The Los Angeles Clippers had dispatched the Washington Wizards so easily when the two teams met back east 11 days ago that there was a tendency to feel uneasy tonight as the game wore on. The Wizards hung around and hung around, actually taking the lead periodically in the second and third quarters. But even when the Wizards were close, it felt like the Clippers were still in control. The Clippers were dominating the boards, and were getting plenty of good shots, some of which just weren't falling. Meanwhile, there was something that seemed flukey about Washington's runs to that point. John Wall was constantly walking a tight rope between a turnover and an assist, a charge and a block. It was generating points, but it couldn't last, could it?
Now, that's a dangerous way to play. You don't want to let a young team like Washington hang around. Nick Young and Jordan Crawford are streaky shooters, and that team would certainly have a puncher's chance to hit enough threes to steal a win if they were close in the fourth. You have to put them away at some point.
Sure enough, with the game tied at 66 with a little more than three minutes left in the third quarter, the Clippers asserted their will on the game. They finished the quarter on an 8-0 run, and bookended it with another 8-0 run in the fourth quarter to ice the game. Over the course of about 12 minutes of game time, the Clippers outscored the Wizards 32-14. It was a blow out all right -- it just happened late instead of early, that's all.
It certainly wasn't the Clippers best effort, but fortunately this team can get by without their best effort against a lot of teams. No single Clipper stood out as particularly dominant, but something arguably more promising for the prospects of the team happened -- the Clippers got significant contributions from a whole cast of characters.
Blake Griffin finished with with 23 points and 15 rebounds, leading the team in both categories. Chris Paul had a relatively quiet 16 points and 9 assists. Caron Butler was his usual consistent self, carrying the team early and finishing with 21 points on just 11 shots, making 5 threes.
But Reggie Evans and Kenyon Martin were key off the bench as well.

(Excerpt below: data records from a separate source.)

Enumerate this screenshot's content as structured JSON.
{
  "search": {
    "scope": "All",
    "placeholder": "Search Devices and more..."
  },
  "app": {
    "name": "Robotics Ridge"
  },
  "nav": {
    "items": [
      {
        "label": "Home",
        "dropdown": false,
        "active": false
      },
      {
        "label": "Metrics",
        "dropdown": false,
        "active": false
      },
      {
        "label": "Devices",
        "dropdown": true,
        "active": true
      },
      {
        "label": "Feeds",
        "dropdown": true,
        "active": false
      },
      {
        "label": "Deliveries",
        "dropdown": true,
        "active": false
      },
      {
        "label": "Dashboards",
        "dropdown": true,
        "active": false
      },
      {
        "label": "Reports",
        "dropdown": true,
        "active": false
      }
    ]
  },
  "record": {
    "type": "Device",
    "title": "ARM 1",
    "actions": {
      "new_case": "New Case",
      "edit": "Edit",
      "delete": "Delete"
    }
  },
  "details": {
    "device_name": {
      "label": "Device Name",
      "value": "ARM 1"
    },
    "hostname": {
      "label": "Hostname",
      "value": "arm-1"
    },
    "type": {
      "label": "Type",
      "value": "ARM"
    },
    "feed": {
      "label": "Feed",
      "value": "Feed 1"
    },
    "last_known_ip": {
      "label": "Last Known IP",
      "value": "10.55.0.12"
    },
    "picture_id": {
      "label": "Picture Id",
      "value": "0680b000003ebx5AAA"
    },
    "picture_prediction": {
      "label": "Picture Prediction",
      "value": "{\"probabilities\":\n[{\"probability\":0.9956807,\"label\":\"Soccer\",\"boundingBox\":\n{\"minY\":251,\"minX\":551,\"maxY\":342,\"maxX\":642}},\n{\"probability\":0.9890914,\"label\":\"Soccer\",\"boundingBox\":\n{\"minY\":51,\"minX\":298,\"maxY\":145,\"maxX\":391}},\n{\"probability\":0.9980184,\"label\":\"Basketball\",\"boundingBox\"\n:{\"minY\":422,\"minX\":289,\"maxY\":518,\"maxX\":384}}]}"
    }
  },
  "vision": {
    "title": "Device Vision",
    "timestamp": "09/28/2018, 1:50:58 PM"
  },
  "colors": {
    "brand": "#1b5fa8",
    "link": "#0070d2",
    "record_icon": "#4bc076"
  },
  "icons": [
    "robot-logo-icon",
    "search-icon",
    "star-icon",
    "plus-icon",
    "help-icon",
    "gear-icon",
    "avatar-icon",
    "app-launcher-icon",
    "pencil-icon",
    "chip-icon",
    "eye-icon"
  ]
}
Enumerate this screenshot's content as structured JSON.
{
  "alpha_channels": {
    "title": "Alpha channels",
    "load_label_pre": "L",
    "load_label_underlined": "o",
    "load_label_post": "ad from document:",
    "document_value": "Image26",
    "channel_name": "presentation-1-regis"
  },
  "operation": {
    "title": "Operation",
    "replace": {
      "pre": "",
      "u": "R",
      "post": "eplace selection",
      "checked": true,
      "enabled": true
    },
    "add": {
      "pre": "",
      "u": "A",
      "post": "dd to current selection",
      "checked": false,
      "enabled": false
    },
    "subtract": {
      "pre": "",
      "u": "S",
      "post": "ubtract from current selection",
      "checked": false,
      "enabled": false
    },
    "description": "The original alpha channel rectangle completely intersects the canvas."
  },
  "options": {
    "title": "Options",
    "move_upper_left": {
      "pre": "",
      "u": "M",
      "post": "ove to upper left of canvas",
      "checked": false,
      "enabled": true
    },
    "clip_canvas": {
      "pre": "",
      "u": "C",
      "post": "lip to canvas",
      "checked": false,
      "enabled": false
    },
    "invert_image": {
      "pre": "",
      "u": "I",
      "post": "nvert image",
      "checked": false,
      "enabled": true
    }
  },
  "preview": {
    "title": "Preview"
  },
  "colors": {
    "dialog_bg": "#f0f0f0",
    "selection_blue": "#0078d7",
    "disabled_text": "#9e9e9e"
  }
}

Neither player necessarily put up huge numbers (though Reggie's 6 rebounds in just 14 minutes were noteworthy), but they played great defense, moved the ball on offense, and just generally played with an energy that the Clippers needed. LA has gone from a very thin bench at the start of the season to the point where I'm tempted to characterize the team as deep. If Eric Bledsoe can get to the point where he contributes (or alternatively if they can add one more productive player, or counterfactually if we could undo the Chauncey Billups injury) this team would have a very good second unit. As it is, if Vinny Del Negro can work out his rotations, the bench should not be killing the Clippers the way it did earlier in the season.
Working out his rotations, however, would not include playing Bledsoe at the small forward against a lineup where he has to defend Rashard Lewis. The Wizards actually play their own three guard lineup frequently, with Wall and Young and Crawford on the floor together, so VDN would get a chance to use three guards of his own at some point. Why he felt compelled to play three guards around 6'0" each (that is not just three guards, three very small guards) for two full minutes at the start of the second quarter while Washington was big -- only to then replace Bledsoe with Foye and go another three minutes with a guard defending the 6'10" Lewis -- is beyond me. The Clippers had every advantage over the Wizards in this game -- why go with experimental lineups that create disadvantages?
One player who made a contribution tonight was Randy Foye. Against Dallas on Monday, Foye was 0 for 7, and the lack of production from that spot clearly hurt the Clippers in that close loss. Tonight, he was 0 for 4 through three quarters, once against being almost completely invisible in the game to that point. But during the decisive fourth quarter, Foye scored 10 points in a three minute span, nailing two threes and four free throws. In the absence of Billups, until and unless the Clippers sign someone else, Foye must produce. The difference between the Wizards hanging around for three quarters, and the Clippers pulling away, was more or less a productive Randy Foye.
Foye, Martin, Evans, Mo Williams, Bledsoe, Ryan Gomes -- with 20 games in 31 days in March, the Clippers will need contributions from all of those guys. This compressed season is about winning games -- but it's also about making it to the playoffs relatively healthy and relatively fresh. Griffin played 34 minutes tonight, Paul 33 -- both about three minutes below their season average. There will be nights when they have to play 40+ minutes for the Clippers to win, but if the bench can play well enough so that those nights are relatively few, it will make a huge difference come playoff time.
The Clippers move to 18-9 on the season, with games against two Western Conference playoff teams looming next. If they can win in Portland tomorrow night against a Portland team likely playing without injured star LaMarcus Aldridge, it will set up a showdown with the red-hot Spurs with second place in the conference on the line. With only a few games left before the All Star break, and an incredibly busy March ahead, it's a very good time to find a deeper team.